***** Input data *****

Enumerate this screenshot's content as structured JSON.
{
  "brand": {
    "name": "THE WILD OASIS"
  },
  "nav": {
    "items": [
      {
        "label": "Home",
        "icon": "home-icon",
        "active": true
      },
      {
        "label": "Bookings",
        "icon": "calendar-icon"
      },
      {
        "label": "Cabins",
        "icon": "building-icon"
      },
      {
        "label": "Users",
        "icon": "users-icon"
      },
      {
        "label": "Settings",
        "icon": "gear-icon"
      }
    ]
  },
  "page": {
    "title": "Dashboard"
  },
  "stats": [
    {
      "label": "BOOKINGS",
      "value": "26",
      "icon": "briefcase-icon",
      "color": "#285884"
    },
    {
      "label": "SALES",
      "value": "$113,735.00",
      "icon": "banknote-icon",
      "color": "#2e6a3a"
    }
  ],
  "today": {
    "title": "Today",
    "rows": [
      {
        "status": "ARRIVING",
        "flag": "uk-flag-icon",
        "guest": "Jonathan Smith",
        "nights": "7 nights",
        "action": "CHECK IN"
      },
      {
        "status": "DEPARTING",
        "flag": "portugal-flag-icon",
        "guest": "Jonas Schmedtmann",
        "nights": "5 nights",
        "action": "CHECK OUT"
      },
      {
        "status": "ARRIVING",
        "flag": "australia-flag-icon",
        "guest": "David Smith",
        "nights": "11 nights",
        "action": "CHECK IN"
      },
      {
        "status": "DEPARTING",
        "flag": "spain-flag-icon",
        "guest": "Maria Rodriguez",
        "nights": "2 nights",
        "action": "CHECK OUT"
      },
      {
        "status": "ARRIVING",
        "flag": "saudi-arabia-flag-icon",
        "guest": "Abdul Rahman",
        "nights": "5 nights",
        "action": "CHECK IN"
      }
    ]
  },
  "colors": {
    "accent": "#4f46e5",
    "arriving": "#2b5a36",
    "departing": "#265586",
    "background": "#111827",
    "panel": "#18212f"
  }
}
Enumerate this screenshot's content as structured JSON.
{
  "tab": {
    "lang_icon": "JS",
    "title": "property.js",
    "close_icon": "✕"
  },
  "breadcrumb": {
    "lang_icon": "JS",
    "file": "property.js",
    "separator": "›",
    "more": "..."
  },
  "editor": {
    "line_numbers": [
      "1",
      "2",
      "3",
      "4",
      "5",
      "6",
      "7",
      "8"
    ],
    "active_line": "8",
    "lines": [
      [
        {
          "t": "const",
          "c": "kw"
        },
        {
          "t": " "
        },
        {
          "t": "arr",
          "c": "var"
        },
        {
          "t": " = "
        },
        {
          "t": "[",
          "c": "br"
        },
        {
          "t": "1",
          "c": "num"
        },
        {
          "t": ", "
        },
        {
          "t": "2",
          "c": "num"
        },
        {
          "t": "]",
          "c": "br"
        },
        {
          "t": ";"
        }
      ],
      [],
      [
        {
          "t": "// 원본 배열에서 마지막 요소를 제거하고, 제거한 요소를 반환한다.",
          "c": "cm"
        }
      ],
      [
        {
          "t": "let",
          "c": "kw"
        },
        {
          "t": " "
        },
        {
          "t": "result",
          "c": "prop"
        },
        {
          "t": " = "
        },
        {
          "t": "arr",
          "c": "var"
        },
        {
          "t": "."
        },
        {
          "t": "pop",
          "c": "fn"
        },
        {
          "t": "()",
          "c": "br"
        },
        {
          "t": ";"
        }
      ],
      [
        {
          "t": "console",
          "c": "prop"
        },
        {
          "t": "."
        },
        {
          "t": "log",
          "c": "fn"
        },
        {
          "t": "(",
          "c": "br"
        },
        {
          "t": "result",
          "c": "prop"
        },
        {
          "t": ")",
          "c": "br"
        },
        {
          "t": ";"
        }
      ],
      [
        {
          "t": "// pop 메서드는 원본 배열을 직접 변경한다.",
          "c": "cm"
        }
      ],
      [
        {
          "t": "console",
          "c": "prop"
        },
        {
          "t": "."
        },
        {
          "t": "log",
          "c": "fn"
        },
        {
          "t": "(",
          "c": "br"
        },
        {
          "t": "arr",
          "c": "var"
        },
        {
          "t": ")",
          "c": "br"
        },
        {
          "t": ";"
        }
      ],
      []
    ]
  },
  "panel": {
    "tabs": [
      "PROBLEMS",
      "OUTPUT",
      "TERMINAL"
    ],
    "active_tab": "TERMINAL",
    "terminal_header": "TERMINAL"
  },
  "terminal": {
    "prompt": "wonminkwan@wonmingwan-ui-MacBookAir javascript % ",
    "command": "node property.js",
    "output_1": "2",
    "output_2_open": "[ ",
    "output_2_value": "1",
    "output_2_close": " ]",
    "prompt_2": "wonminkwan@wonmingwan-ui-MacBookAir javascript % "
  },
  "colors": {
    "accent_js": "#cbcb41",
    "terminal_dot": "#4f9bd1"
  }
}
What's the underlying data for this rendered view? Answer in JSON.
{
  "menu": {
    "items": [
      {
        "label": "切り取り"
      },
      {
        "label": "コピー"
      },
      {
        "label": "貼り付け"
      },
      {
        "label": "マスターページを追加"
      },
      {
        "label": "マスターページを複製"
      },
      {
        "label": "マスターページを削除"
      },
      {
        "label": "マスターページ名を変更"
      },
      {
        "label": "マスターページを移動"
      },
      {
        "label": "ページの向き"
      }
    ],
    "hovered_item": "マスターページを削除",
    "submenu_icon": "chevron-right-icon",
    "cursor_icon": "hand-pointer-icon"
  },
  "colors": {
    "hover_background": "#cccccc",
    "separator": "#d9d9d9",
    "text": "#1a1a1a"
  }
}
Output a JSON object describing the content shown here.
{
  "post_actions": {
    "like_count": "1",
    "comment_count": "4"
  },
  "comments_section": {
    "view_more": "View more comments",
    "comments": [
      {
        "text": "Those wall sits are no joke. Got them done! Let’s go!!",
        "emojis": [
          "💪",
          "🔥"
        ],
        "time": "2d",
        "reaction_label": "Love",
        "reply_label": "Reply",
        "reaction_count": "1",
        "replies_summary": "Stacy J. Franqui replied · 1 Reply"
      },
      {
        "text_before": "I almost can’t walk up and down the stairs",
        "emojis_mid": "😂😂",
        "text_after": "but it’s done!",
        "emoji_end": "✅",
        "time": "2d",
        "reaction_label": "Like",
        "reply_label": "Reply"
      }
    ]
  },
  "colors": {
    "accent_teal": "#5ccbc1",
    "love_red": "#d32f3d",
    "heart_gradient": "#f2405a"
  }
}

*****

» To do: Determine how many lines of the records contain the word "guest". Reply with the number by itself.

» Solution to the exercise: 5